Taxes on sugar, salt, and fats on food products and drinks have been introduced in some countries (e.g. France, Finland, Hungary, among others)8 and some US states (e.g. Berkeley in California), are demonstrably effective at reducing high consumption. In this sense, Mexico provides an interesting case study9 on taxing sugary drinks, as well as Australia. In the case of Australia, it has been calculated that an additional 20% tax in the price of soft drinks and flavoured mineral waters would save 1,600 lives, prevent 4,400 heart attacks, and 1,100 strokes. Such a tax would also save the Australian national health system $609 million (AUS dollars) over 25 years. 10
Ensuring these taxes work is not simple however - we must be aware of unintended consequences: Denmark, had to abolish its saturated fat tax after only one year because consumers started buying their fatty foods outside the country, and jobs directly (and indirectly) involved in manufacturing such products. Further considerations are needed in terms of measuring the effects of a food tax: choice of food to tax (nutrient or product category), likely products substitutes or reformulation, size of the tax rate, combination with other measures such as subsidies for fruits and vegetables or fibre, and the design of the tax. Usually taxes are made for health and/or economic purposes: therefore revenues should be dedicated to promoting health, if appropriate and possible.8

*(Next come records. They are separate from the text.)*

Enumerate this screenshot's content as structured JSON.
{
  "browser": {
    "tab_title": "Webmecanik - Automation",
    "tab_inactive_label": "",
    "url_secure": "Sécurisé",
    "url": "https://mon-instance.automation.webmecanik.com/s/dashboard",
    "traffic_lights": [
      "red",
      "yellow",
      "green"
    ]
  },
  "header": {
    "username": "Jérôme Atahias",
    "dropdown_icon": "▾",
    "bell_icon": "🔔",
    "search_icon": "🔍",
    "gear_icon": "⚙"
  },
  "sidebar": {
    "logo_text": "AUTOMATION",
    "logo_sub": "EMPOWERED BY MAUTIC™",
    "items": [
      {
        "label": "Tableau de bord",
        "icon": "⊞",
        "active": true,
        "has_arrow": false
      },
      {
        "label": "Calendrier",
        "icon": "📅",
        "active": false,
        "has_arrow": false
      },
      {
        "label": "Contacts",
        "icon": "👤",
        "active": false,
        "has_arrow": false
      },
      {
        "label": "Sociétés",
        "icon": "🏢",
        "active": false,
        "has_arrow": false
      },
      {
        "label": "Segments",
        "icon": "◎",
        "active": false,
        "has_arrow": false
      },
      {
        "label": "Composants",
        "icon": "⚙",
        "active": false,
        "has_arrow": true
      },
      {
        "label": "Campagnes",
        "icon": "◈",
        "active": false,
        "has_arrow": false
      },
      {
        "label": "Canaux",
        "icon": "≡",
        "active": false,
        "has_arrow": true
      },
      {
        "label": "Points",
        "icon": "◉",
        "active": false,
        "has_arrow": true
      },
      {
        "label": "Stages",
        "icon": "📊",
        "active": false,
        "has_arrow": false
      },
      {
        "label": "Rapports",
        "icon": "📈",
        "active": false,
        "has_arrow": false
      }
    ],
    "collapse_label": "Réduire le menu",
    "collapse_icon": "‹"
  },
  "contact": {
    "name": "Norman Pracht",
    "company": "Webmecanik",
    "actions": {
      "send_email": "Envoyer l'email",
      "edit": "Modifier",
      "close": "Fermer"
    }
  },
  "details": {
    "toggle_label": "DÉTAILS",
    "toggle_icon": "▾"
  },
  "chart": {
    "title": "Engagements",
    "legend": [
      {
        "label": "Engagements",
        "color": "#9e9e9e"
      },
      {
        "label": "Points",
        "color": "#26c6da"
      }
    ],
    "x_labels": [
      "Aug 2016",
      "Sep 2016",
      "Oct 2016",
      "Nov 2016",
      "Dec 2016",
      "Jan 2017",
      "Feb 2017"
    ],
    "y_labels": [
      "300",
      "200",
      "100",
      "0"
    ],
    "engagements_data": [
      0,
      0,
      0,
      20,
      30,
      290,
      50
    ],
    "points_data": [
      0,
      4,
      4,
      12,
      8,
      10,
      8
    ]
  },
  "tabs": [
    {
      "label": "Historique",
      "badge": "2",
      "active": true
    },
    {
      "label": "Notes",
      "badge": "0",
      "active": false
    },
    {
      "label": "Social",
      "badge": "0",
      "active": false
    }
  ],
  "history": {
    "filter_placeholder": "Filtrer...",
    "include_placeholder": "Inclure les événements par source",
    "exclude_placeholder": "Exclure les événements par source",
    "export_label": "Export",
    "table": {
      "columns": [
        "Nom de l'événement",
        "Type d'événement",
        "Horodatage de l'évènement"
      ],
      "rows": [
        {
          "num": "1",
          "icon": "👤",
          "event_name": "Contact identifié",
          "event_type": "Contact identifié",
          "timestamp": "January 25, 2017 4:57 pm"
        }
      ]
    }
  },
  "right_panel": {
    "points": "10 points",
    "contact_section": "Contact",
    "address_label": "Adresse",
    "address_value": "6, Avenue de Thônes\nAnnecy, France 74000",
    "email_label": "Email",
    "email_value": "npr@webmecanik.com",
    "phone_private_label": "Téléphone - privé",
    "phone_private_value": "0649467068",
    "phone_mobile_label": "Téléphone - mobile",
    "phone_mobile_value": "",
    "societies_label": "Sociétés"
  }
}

Lots of us love sugar, but it is killing us (very slowly) because of its presence in most of our food and beverage products. The environment shapes our behaviour, so it is not just a matter of telling people not to consume sugar, or adopting comprehensive public health strategies, such as taxes. We really need to stop sending the wrong message about sugar, and the healthcare sector is at the forefront of such an effort. Healthcare institutions have the ability, the reach, and the moral responsibility to deliver a correct and healthy message about consuming sugary products. It is the time for all of us to act!
Have a sweet day.
- Paola Hernández, Sustainable and Healthy Food Programme Assistant
Preview image: Uwe Hermann via Flickr cc
(2) Childhood Obesity: A Plan for Action. (2016) https://www.gov.uk/government/uploads/system/uploads/attachment_data/file/546588/Childhood_obesity_2016__2__acc.pdf
(3) NHS staff health and wellbeing: CQUIN guidance (2016). https://www.england.nhs.uk/wp-content/uploads/2016/03/HWB-CQUIN-Guidance.pdf
(4) BBC Health (2013). Call for rules on hospital vending machines in England. http://www.bbc.com/news/health-23631368
(5) Stewart, M. (2015). Fighting the fizz: last DHBs to put blanket ban on soft drinks. Stuff Health. http://www.stuff.co.nz/national/health/72419565/fighting-the-fizz-last-dhbs-to-put-blanket-ban-on-soft-drinks
(6) European Commission (2016). EU GPP citeria: http://ec.europa.eu/environment/gpp/eu_gpp_criteria_en.htm
(7) Dobbs, R. et al. (2014). Overcoming obesity: An initial economic analysis. McKinsey Global Institute. http://www.mckinsey.com/~/media/McKinsey/Business%20Functions/Economic%20Studies%20TEMP/Our%20Insights/How%20the%20world%20could%20better%20fight%20obesity/MGI_Overcoming_obesity_Full_report.ashx
(10) Batis, C. et al (2016). First-Year Evaluation of Mexico’s Tax on Nonessential Energy-Dense Foods: An Observational Study. PLoS Med 13(7): e1002057. doi:10.1371/journal.pmed.1002057. http://journals.plos.org/plosmedicine/article?id=10.1371/journal.pmed.1002057
(11) Veerman, JL et al. (2016). The Impact of a Tax on Sugar-Sweetened Beverages on Health and Health Care Costs: A Modelling Study. PLoS ONE 11(4): e0151460. doi:10.1371/journal.pone.0151460. http://journals.plos.org/plosone/article?id=10.1371/journal.pone.0151460